-- Given records follows --
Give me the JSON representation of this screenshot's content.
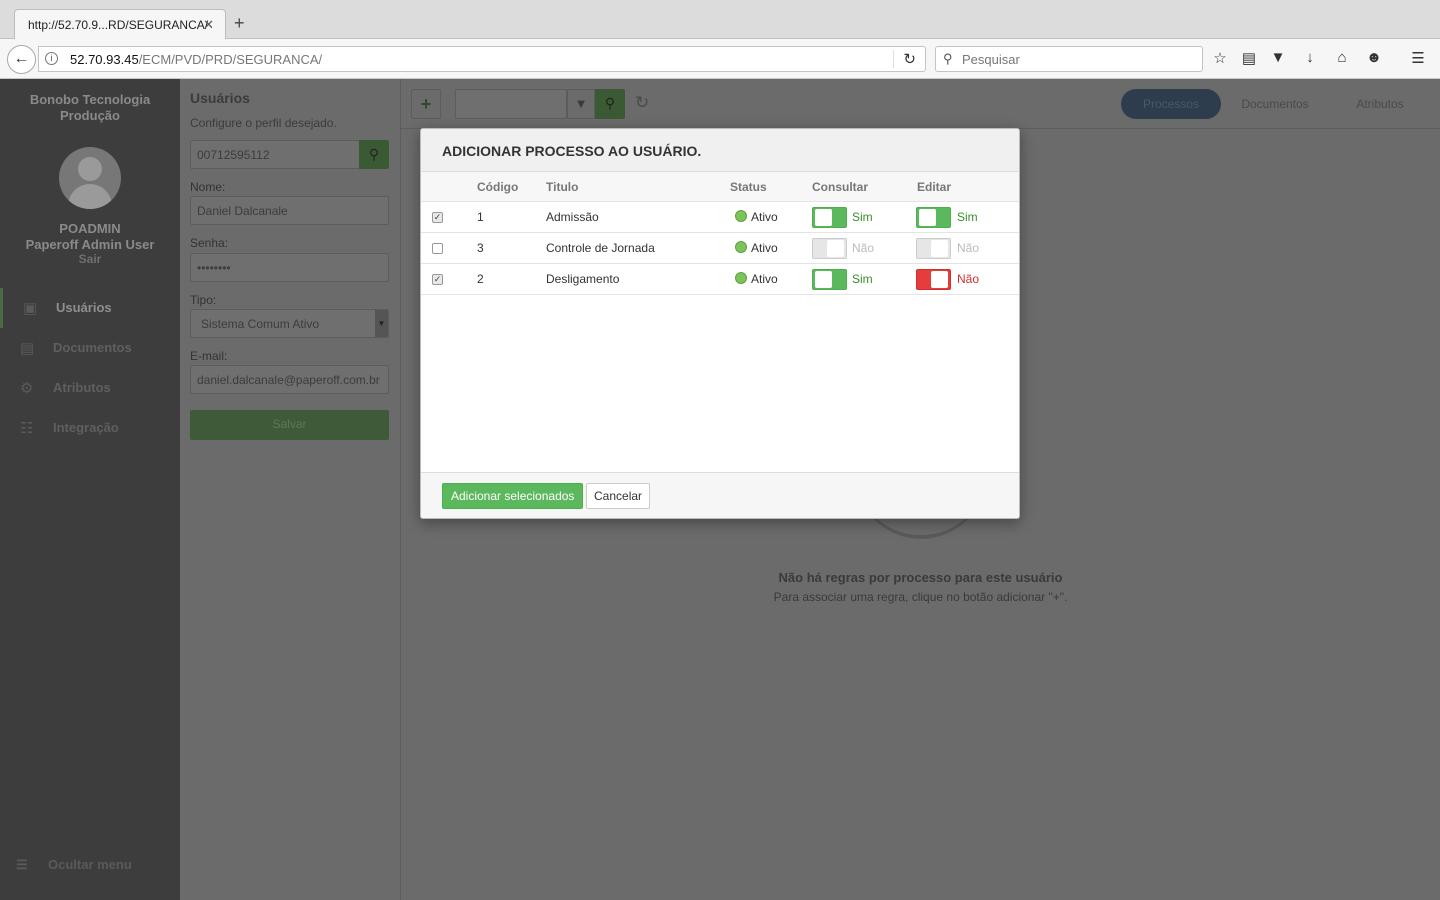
{
  "browser": {
    "tab_title": "http://52.70.9...RD/SEGURANCA/",
    "tab_close": "✕",
    "new_tab": "+",
    "url_host": "52.70.93.45",
    "url_path": "/ECM/PVD/PRD/SEGURANCA/",
    "search_placeholder": "Pesquisar"
  },
  "sidebar": {
    "org_line1": "Bonobo Tecnologia",
    "org_line2": "Produção",
    "user_login": "POADMIN",
    "user_fullname": "Paperoff Admin User",
    "logout": "Sair",
    "items": [
      {
        "label": "Usuários",
        "icon": "lock-icon"
      },
      {
        "label": "Documentos",
        "icon": "document-icon"
      },
      {
        "label": "Atributos",
        "icon": "gear-icon"
      },
      {
        "label": "Integração",
        "icon": "scroll-icon"
      }
    ],
    "hide_menu": "Ocultar menu"
  },
  "form": {
    "title": "Usuários",
    "subtitle": "Configure o perfil desejado.",
    "cpf_value": "00712595112",
    "name_label": "Nome:",
    "name_value": "Daniel Dalcanale",
    "password_label": "Senha:",
    "password_value": "••••••••",
    "type_label": "Tipo:",
    "type_value": "Sistema Comum Ativo",
    "email_label": "E-mail:",
    "email_value": "daniel.dalcanale@paperoff.com.br",
    "save_label": "Salvar"
  },
  "main": {
    "tabs": [
      {
        "label": "Processos",
        "active": true
      },
      {
        "label": "Documentos",
        "active": false
      },
      {
        "label": "Atributos",
        "active": false
      }
    ],
    "empty_title": "Não há regras por processo para este usuário",
    "empty_subtitle": "Para associar uma regra, clique no botão adicionar \"+\"."
  },
  "modal": {
    "title": "ADICIONAR PROCESSO AO USUÁRIO.",
    "columns": [
      "Código",
      "Titulo",
      "Status",
      "Consultar",
      "Editar"
    ],
    "rows": [
      {
        "checked": true,
        "code": "1",
        "title": "Admissão",
        "status": "Ativo",
        "consultar": "Sim",
        "editar": "Sim"
      },
      {
        "checked": false,
        "code": "3",
        "title": "Controle de Jornada",
        "status": "Ativo",
        "consultar": "Não",
        "editar": "Não"
      },
      {
        "checked": true,
        "code": "2",
        "title": "Desligamento",
        "status": "Ativo",
        "consultar": "Sim",
        "editar": "Não"
      }
    ],
    "add_selected_label": "Adicionar selecionados",
    "cancel_label": "Cancelar"
  },
  "colors": {
    "accent_green": "#5cb85c",
    "danger_red": "#e53c3c",
    "status_active": "#7cc35a"
  }
}
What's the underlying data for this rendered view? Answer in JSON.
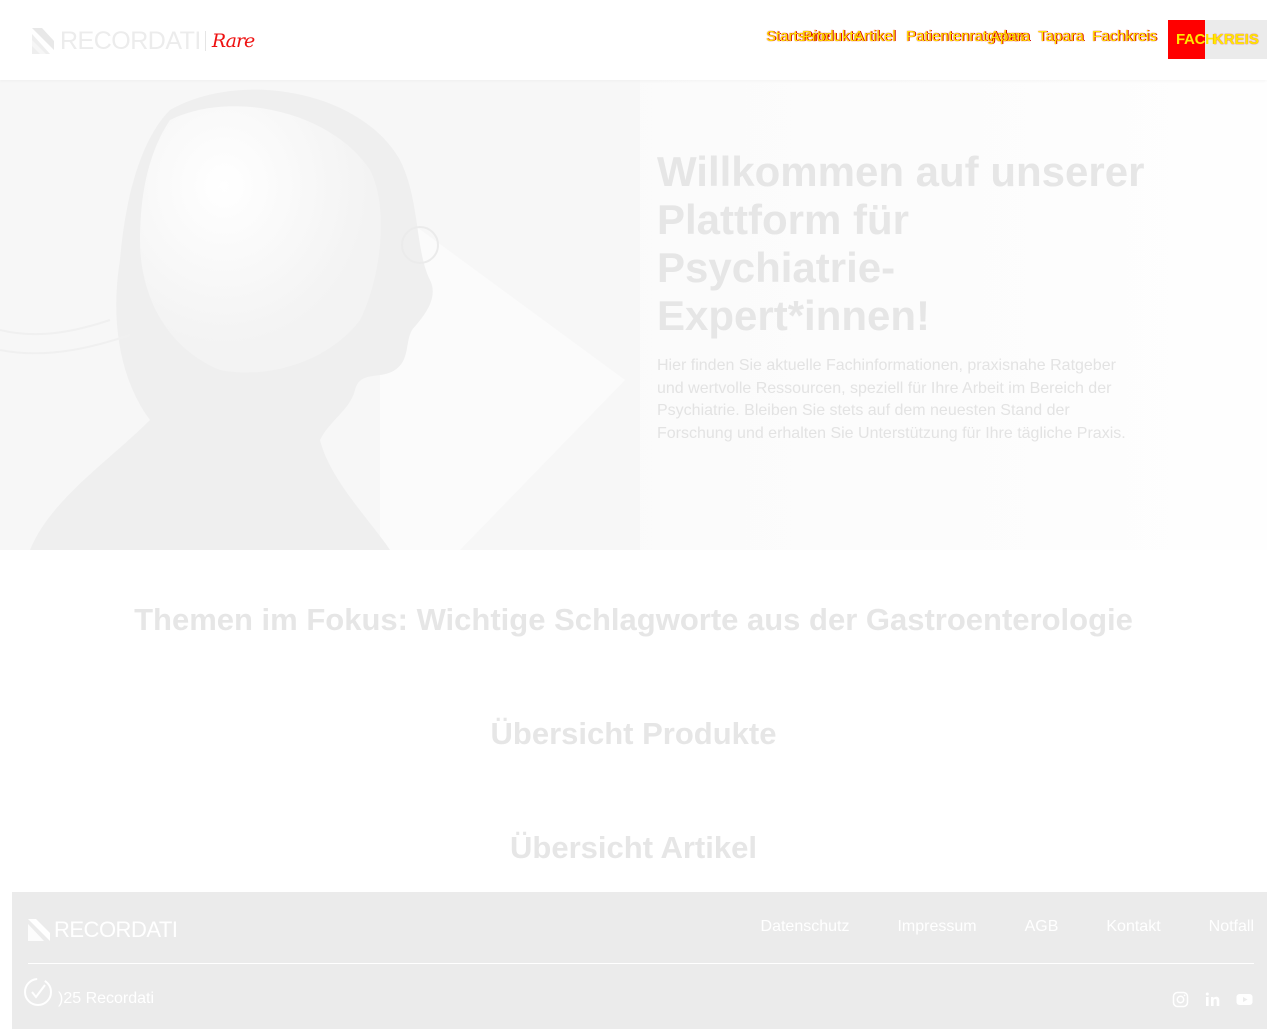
{
  "header": {
    "logo": {
      "wordmark": "RECORDATI",
      "script": "Rare"
    },
    "nav": [
      {
        "label": "Startseite"
      },
      {
        "label": "Produkte"
      },
      {
        "label": "Artikel"
      },
      {
        "label": "Patientenratgeber"
      },
      {
        "label": "Apara"
      },
      {
        "label": "Tapara"
      },
      {
        "label": "Fachkreis"
      }
    ],
    "fach_button": "FACH",
    "secondary_button": "KREIS"
  },
  "hero": {
    "title": "Willkommen auf unserer Plattform für Psychiatrie-Expert*innen!",
    "text": "Hier finden Sie aktuelle Fachinformationen, praxisnahe Ratgeber und wertvolle Ressourcen, speziell für Ihre Arbeit im Bereich der Psychiatrie. Bleiben Sie stets auf dem neuesten Stand der Forschung und erhalten Sie Unterstützung für Ihre tägliche Praxis."
  },
  "sections": {
    "focus_title": "Themen im Fokus: Wichtige Schlagworte aus der Gastroenterologie",
    "products_title": "Übersicht Produkte",
    "articles_title": "Übersicht Artikel"
  },
  "footer": {
    "logo_wordmark": "RECORDATI",
    "links": [
      {
        "label": "Datenschutz"
      },
      {
        "label": "Impressum"
      },
      {
        "label": "AGB"
      },
      {
        "label": "Kontakt"
      },
      {
        "label": "Notfall"
      }
    ],
    "copyright": ")25 Recordati",
    "social_icons": [
      "instagram-icon",
      "linkedin-icon",
      "youtube-icon"
    ]
  },
  "colors": {
    "brand_red": "#ff0000",
    "nav_yellow": "#ffe800",
    "footer_bg": "#ebebeb"
  }
}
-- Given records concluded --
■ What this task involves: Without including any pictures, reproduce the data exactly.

■ Your solution:
Give me the JSON representation of this screenshot's content.
{
  "browser": {
    "tab_title": "http://52.70.9...RD/SEGURANCA/",
    "tab_close": "✕",
    "new_tab": "+",
    "url_host": "52.70.93.45",
    "url_path": "/ECM/PVD/PRD/SEGURANCA/",
    "search_placeholder": "Pesquisar"
  },
  "sidebar": {
    "org_line1": "Bonobo Tecnologia",
    "org_line2": "Produção",
    "user_login": "POADMIN",
    "user_fullname": "Paperoff Admin User",
    "logout": "Sair",
    "items": [
      {
        "label": "Usuários",
        "icon": "lock-icon"
      },
      {
        "label": "Documentos",
        "icon": "document-icon"
      },
      {
        "label": "Atributos",
        "icon": "gear-icon"
      },
      {
        "label": "Integração",
        "icon": "scroll-icon"
      }
    ],
    "hide_menu": "Ocultar menu"
  },
  "form": {
    "title": "Usuários",
    "subtitle": "Configure o perfil desejado.",
    "cpf_value": "00712595112",
    "name_label": "Nome:",
    "name_value": "Daniel Dalcanale",
    "password_label": "Senha:",
    "password_value": "••••••••",
    "type_label": "Tipo:",
    "type_value": "Sistema Comum Ativo",
    "email_label": "E-mail:",
    "email_value": "daniel.dalcanale@paperoff.com.br",
    "save_label": "Salvar"
  },
  "main": {
    "tabs": [
      {
        "label": "Processos",
        "active": true
      },
      {
        "label": "Documentos",
        "active": false
      },
      {
        "label": "Atributos",
        "active": false
      }
    ],
    "empty_title": "Não há regras por processo para este usuário",
    "empty_subtitle": "Para associar uma regra, clique no botão adicionar \"+\"."
  },
  "modal": {
    "title": "ADICIONAR PROCESSO AO USUÁRIO.",
    "columns": [
      "Código",
      "Titulo",
      "Status",
      "Consultar",
      "Editar"
    ],
    "rows": [
      {
        "checked": true,
        "code": "1",
        "title": "Admissão",
        "status": "Ativo",
        "consultar": "Sim",
        "editar": "Sim"
      },
      {
        "checked": false,
        "code": "3",
        "title": "Controle de Jornada",
        "status": "Ativo",
        "consultar": "Não",
        "editar": "Não"
      },
      {
        "checked": true,
        "code": "2",
        "title": "Desligamento",
        "status": "Ativo",
        "consultar": "Sim",
        "editar": "Não"
      }
    ],
    "add_selected_label": "Adicionar selecionados",
    "cancel_label": "Cancelar"
  },
  "colors": {
    "accent_green": "#5cb85c",
    "danger_red": "#e53c3c",
    "status_active": "#7cc35a"
  }
}
What's the underlying data for this rendered view? Answer in JSON.
{
  "header": {
    "logo": {
      "wordmark": "RECORDATI",
      "script": "Rare"
    },
    "nav": [
      {
        "label": "Startseite"
      },
      {
        "label": "Produkte"
      },
      {
        "label": "Artikel"
      },
      {
        "label": "Patientenratgeber"
      },
      {
        "label": "Apara"
      },
      {
        "label": "Tapara"
      },
      {
        "label": "Fachkreis"
      }
    ],
    "fach_button": "FACH",
    "secondary_button": "KREIS"
  },
  "hero": {
    "title": "Willkommen auf unserer Plattform für Psychiatrie-Expert*innen!",
    "text": "Hier finden Sie aktuelle Fachinformationen, praxisnahe Ratgeber und wertvolle Ressourcen, speziell für Ihre Arbeit im Bereich der Psychiatrie. Bleiben Sie stets auf dem neuesten Stand der Forschung und erhalten Sie Unterstützung für Ihre tägliche Praxis."
  },
  "sections": {
    "focus_title": "Themen im Fokus: Wichtige Schlagworte aus der Gastroenterologie",
    "products_title": "Übersicht Produkte",
    "articles_title": "Übersicht Artikel"
  },
  "footer": {
    "logo_wordmark": "RECORDATI",
    "links": [
      {
        "label": "Datenschutz"
      },
      {
        "label": "Impressum"
      },
      {
        "label": "AGB"
      },
      {
        "label": "Kontakt"
      },
      {
        "label": "Notfall"
      }
    ],
    "copyright": ")25 Recordati",
    "social_icons": [
      "instagram-icon",
      "linkedin-icon",
      "youtube-icon"
    ]
  },
  "colors": {
    "brand_red": "#ff0000",
    "nav_yellow": "#ffe800",
    "footer_bg": "#ebebeb"
  }
}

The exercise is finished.